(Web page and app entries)

::::

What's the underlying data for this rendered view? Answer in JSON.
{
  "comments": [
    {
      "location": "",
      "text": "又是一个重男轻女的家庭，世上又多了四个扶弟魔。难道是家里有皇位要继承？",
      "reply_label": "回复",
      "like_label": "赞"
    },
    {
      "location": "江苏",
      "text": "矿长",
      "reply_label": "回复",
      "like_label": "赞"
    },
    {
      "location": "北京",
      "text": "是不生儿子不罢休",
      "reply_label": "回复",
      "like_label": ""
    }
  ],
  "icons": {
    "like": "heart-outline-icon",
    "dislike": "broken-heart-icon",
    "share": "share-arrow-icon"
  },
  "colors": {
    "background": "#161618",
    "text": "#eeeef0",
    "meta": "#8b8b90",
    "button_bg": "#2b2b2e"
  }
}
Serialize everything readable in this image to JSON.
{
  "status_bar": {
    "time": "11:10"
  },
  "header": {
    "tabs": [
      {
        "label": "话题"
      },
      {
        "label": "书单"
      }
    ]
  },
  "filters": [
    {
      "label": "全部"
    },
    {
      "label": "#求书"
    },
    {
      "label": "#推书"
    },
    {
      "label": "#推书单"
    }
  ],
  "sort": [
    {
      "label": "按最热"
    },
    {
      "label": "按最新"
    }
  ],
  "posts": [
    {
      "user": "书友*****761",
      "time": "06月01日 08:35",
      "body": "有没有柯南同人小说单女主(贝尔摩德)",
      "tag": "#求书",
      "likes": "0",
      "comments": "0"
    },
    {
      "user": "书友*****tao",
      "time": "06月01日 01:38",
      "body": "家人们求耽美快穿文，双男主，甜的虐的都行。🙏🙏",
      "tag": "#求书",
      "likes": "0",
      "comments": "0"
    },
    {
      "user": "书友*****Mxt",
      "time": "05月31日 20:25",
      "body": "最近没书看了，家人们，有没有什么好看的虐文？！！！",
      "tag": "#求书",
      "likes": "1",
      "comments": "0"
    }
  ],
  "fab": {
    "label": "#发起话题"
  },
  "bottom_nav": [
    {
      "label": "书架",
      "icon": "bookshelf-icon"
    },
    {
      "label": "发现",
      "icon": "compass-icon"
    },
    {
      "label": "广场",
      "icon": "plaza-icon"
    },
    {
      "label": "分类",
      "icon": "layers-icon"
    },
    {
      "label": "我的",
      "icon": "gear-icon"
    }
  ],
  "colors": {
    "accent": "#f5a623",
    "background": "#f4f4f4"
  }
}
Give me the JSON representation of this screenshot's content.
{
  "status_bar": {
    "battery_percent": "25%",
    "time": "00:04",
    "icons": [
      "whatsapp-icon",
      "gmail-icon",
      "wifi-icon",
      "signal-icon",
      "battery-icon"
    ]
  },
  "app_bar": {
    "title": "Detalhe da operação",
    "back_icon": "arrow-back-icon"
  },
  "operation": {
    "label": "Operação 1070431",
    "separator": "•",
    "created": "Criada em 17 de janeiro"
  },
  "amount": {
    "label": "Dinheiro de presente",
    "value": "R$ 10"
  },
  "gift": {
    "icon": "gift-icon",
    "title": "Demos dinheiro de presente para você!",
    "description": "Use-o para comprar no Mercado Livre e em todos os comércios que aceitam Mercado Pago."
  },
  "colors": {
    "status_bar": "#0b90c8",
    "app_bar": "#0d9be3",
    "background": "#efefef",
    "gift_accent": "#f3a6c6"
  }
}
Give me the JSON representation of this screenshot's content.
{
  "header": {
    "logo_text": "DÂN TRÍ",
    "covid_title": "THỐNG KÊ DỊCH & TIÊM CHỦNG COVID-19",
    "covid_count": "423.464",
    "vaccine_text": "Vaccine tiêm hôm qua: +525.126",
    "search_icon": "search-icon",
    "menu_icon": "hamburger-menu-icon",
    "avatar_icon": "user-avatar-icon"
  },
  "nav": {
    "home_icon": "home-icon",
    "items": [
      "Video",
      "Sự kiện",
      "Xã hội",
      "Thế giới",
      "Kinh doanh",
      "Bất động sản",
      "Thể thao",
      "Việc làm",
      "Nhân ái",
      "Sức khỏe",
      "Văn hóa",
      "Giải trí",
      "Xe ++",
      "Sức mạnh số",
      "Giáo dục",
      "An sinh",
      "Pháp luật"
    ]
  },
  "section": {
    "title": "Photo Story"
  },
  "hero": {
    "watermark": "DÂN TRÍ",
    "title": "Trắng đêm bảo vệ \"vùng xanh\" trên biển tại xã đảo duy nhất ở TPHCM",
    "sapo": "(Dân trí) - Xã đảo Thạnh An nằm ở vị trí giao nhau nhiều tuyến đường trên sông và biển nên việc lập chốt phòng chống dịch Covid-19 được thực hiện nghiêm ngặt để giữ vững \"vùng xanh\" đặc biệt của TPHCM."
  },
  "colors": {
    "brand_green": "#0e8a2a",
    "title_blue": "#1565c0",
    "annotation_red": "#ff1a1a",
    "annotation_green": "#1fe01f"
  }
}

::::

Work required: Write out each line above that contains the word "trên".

Task result:
    "title": "Trắng đêm bảo vệ \"vùng xanh\" trên biển tại xã đảo duy nhất ở TPHCM",
    "sapo": "(Dân trí) - Xã đảo Thạnh An nằm ở vị trí giao nhau nhiều tuyến đường trên sông và biển nên việc lập chốt phòng chống dịch Covid-19 được thực hiện nghiêm ngặt để giữ vững \"vùng xanh\" đặc biệt của TPHCM."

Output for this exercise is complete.